→ Task description
Give every entry again, unchanged, and leave its images out.
▽
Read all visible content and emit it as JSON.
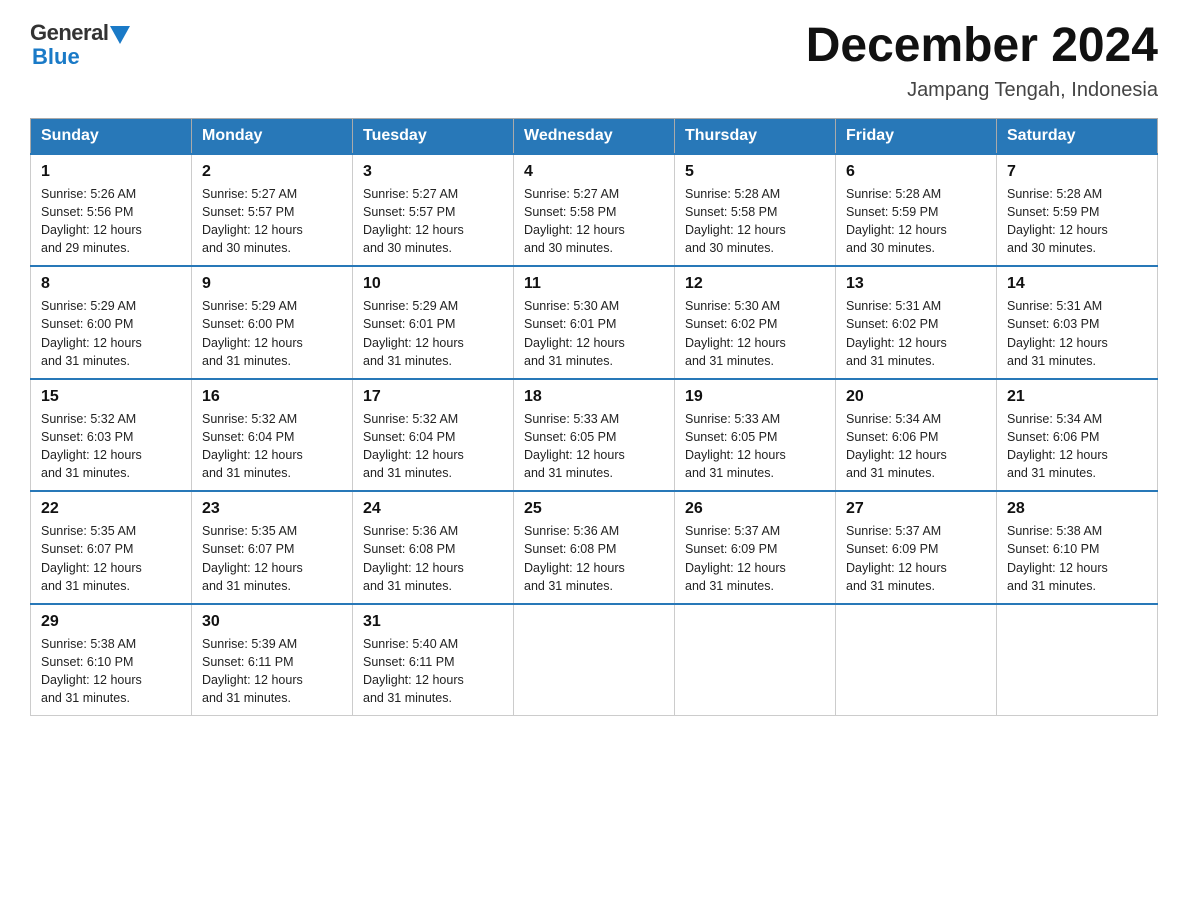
{
  "header": {
    "logo": {
      "general": "General",
      "blue": "Blue"
    },
    "title": "December 2024",
    "location": "Jampang Tengah, Indonesia"
  },
  "calendar": {
    "days_of_week": [
      "Sunday",
      "Monday",
      "Tuesday",
      "Wednesday",
      "Thursday",
      "Friday",
      "Saturday"
    ],
    "weeks": [
      [
        {
          "day": "1",
          "sunrise": "5:26 AM",
          "sunset": "5:56 PM",
          "daylight": "12 hours and 29 minutes."
        },
        {
          "day": "2",
          "sunrise": "5:27 AM",
          "sunset": "5:57 PM",
          "daylight": "12 hours and 30 minutes."
        },
        {
          "day": "3",
          "sunrise": "5:27 AM",
          "sunset": "5:57 PM",
          "daylight": "12 hours and 30 minutes."
        },
        {
          "day": "4",
          "sunrise": "5:27 AM",
          "sunset": "5:58 PM",
          "daylight": "12 hours and 30 minutes."
        },
        {
          "day": "5",
          "sunrise": "5:28 AM",
          "sunset": "5:58 PM",
          "daylight": "12 hours and 30 minutes."
        },
        {
          "day": "6",
          "sunrise": "5:28 AM",
          "sunset": "5:59 PM",
          "daylight": "12 hours and 30 minutes."
        },
        {
          "day": "7",
          "sunrise": "5:28 AM",
          "sunset": "5:59 PM",
          "daylight": "12 hours and 30 minutes."
        }
      ],
      [
        {
          "day": "8",
          "sunrise": "5:29 AM",
          "sunset": "6:00 PM",
          "daylight": "12 hours and 31 minutes."
        },
        {
          "day": "9",
          "sunrise": "5:29 AM",
          "sunset": "6:00 PM",
          "daylight": "12 hours and 31 minutes."
        },
        {
          "day": "10",
          "sunrise": "5:29 AM",
          "sunset": "6:01 PM",
          "daylight": "12 hours and 31 minutes."
        },
        {
          "day": "11",
          "sunrise": "5:30 AM",
          "sunset": "6:01 PM",
          "daylight": "12 hours and 31 minutes."
        },
        {
          "day": "12",
          "sunrise": "5:30 AM",
          "sunset": "6:02 PM",
          "daylight": "12 hours and 31 minutes."
        },
        {
          "day": "13",
          "sunrise": "5:31 AM",
          "sunset": "6:02 PM",
          "daylight": "12 hours and 31 minutes."
        },
        {
          "day": "14",
          "sunrise": "5:31 AM",
          "sunset": "6:03 PM",
          "daylight": "12 hours and 31 minutes."
        }
      ],
      [
        {
          "day": "15",
          "sunrise": "5:32 AM",
          "sunset": "6:03 PM",
          "daylight": "12 hours and 31 minutes."
        },
        {
          "day": "16",
          "sunrise": "5:32 AM",
          "sunset": "6:04 PM",
          "daylight": "12 hours and 31 minutes."
        },
        {
          "day": "17",
          "sunrise": "5:32 AM",
          "sunset": "6:04 PM",
          "daylight": "12 hours and 31 minutes."
        },
        {
          "day": "18",
          "sunrise": "5:33 AM",
          "sunset": "6:05 PM",
          "daylight": "12 hours and 31 minutes."
        },
        {
          "day": "19",
          "sunrise": "5:33 AM",
          "sunset": "6:05 PM",
          "daylight": "12 hours and 31 minutes."
        },
        {
          "day": "20",
          "sunrise": "5:34 AM",
          "sunset": "6:06 PM",
          "daylight": "12 hours and 31 minutes."
        },
        {
          "day": "21",
          "sunrise": "5:34 AM",
          "sunset": "6:06 PM",
          "daylight": "12 hours and 31 minutes."
        }
      ],
      [
        {
          "day": "22",
          "sunrise": "5:35 AM",
          "sunset": "6:07 PM",
          "daylight": "12 hours and 31 minutes."
        },
        {
          "day": "23",
          "sunrise": "5:35 AM",
          "sunset": "6:07 PM",
          "daylight": "12 hours and 31 minutes."
        },
        {
          "day": "24",
          "sunrise": "5:36 AM",
          "sunset": "6:08 PM",
          "daylight": "12 hours and 31 minutes."
        },
        {
          "day": "25",
          "sunrise": "5:36 AM",
          "sunset": "6:08 PM",
          "daylight": "12 hours and 31 minutes."
        },
        {
          "day": "26",
          "sunrise": "5:37 AM",
          "sunset": "6:09 PM",
          "daylight": "12 hours and 31 minutes."
        },
        {
          "day": "27",
          "sunrise": "5:37 AM",
          "sunset": "6:09 PM",
          "daylight": "12 hours and 31 minutes."
        },
        {
          "day": "28",
          "sunrise": "5:38 AM",
          "sunset": "6:10 PM",
          "daylight": "12 hours and 31 minutes."
        }
      ],
      [
        {
          "day": "29",
          "sunrise": "5:38 AM",
          "sunset": "6:10 PM",
          "daylight": "12 hours and 31 minutes."
        },
        {
          "day": "30",
          "sunrise": "5:39 AM",
          "sunset": "6:11 PM",
          "daylight": "12 hours and 31 minutes."
        },
        {
          "day": "31",
          "sunrise": "5:40 AM",
          "sunset": "6:11 PM",
          "daylight": "12 hours and 31 minutes."
        },
        null,
        null,
        null,
        null
      ]
    ]
  }
}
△
→ Solution for this exercise
Read all visible content and emit it as JSON.
{
  "header": {
    "logo": {
      "general": "General",
      "blue": "Blue"
    },
    "title": "December 2024",
    "location": "Jampang Tengah, Indonesia"
  },
  "calendar": {
    "days_of_week": [
      "Sunday",
      "Monday",
      "Tuesday",
      "Wednesday",
      "Thursday",
      "Friday",
      "Saturday"
    ],
    "weeks": [
      [
        {
          "day": "1",
          "sunrise": "5:26 AM",
          "sunset": "5:56 PM",
          "daylight": "12 hours and 29 minutes."
        },
        {
          "day": "2",
          "sunrise": "5:27 AM",
          "sunset": "5:57 PM",
          "daylight": "12 hours and 30 minutes."
        },
        {
          "day": "3",
          "sunrise": "5:27 AM",
          "sunset": "5:57 PM",
          "daylight": "12 hours and 30 minutes."
        },
        {
          "day": "4",
          "sunrise": "5:27 AM",
          "sunset": "5:58 PM",
          "daylight": "12 hours and 30 minutes."
        },
        {
          "day": "5",
          "sunrise": "5:28 AM",
          "sunset": "5:58 PM",
          "daylight": "12 hours and 30 minutes."
        },
        {
          "day": "6",
          "sunrise": "5:28 AM",
          "sunset": "5:59 PM",
          "daylight": "12 hours and 30 minutes."
        },
        {
          "day": "7",
          "sunrise": "5:28 AM",
          "sunset": "5:59 PM",
          "daylight": "12 hours and 30 minutes."
        }
      ],
      [
        {
          "day": "8",
          "sunrise": "5:29 AM",
          "sunset": "6:00 PM",
          "daylight": "12 hours and 31 minutes."
        },
        {
          "day": "9",
          "sunrise": "5:29 AM",
          "sunset": "6:00 PM",
          "daylight": "12 hours and 31 minutes."
        },
        {
          "day": "10",
          "sunrise": "5:29 AM",
          "sunset": "6:01 PM",
          "daylight": "12 hours and 31 minutes."
        },
        {
          "day": "11",
          "sunrise": "5:30 AM",
          "sunset": "6:01 PM",
          "daylight": "12 hours and 31 minutes."
        },
        {
          "day": "12",
          "sunrise": "5:30 AM",
          "sunset": "6:02 PM",
          "daylight": "12 hours and 31 minutes."
        },
        {
          "day": "13",
          "sunrise": "5:31 AM",
          "sunset": "6:02 PM",
          "daylight": "12 hours and 31 minutes."
        },
        {
          "day": "14",
          "sunrise": "5:31 AM",
          "sunset": "6:03 PM",
          "daylight": "12 hours and 31 minutes."
        }
      ],
      [
        {
          "day": "15",
          "sunrise": "5:32 AM",
          "sunset": "6:03 PM",
          "daylight": "12 hours and 31 minutes."
        },
        {
          "day": "16",
          "sunrise": "5:32 AM",
          "sunset": "6:04 PM",
          "daylight": "12 hours and 31 minutes."
        },
        {
          "day": "17",
          "sunrise": "5:32 AM",
          "sunset": "6:04 PM",
          "daylight": "12 hours and 31 minutes."
        },
        {
          "day": "18",
          "sunrise": "5:33 AM",
          "sunset": "6:05 PM",
          "daylight": "12 hours and 31 minutes."
        },
        {
          "day": "19",
          "sunrise": "5:33 AM",
          "sunset": "6:05 PM",
          "daylight": "12 hours and 31 minutes."
        },
        {
          "day": "20",
          "sunrise": "5:34 AM",
          "sunset": "6:06 PM",
          "daylight": "12 hours and 31 minutes."
        },
        {
          "day": "21",
          "sunrise": "5:34 AM",
          "sunset": "6:06 PM",
          "daylight": "12 hours and 31 minutes."
        }
      ],
      [
        {
          "day": "22",
          "sunrise": "5:35 AM",
          "sunset": "6:07 PM",
          "daylight": "12 hours and 31 minutes."
        },
        {
          "day": "23",
          "sunrise": "5:35 AM",
          "sunset": "6:07 PM",
          "daylight": "12 hours and 31 minutes."
        },
        {
          "day": "24",
          "sunrise": "5:36 AM",
          "sunset": "6:08 PM",
          "daylight": "12 hours and 31 minutes."
        },
        {
          "day": "25",
          "sunrise": "5:36 AM",
          "sunset": "6:08 PM",
          "daylight": "12 hours and 31 minutes."
        },
        {
          "day": "26",
          "sunrise": "5:37 AM",
          "sunset": "6:09 PM",
          "daylight": "12 hours and 31 minutes."
        },
        {
          "day": "27",
          "sunrise": "5:37 AM",
          "sunset": "6:09 PM",
          "daylight": "12 hours and 31 minutes."
        },
        {
          "day": "28",
          "sunrise": "5:38 AM",
          "sunset": "6:10 PM",
          "daylight": "12 hours and 31 minutes."
        }
      ],
      [
        {
          "day": "29",
          "sunrise": "5:38 AM",
          "sunset": "6:10 PM",
          "daylight": "12 hours and 31 minutes."
        },
        {
          "day": "30",
          "sunrise": "5:39 AM",
          "sunset": "6:11 PM",
          "daylight": "12 hours and 31 minutes."
        },
        {
          "day": "31",
          "sunrise": "5:40 AM",
          "sunset": "6:11 PM",
          "daylight": "12 hours and 31 minutes."
        },
        null,
        null,
        null,
        null
      ]
    ]
  }
}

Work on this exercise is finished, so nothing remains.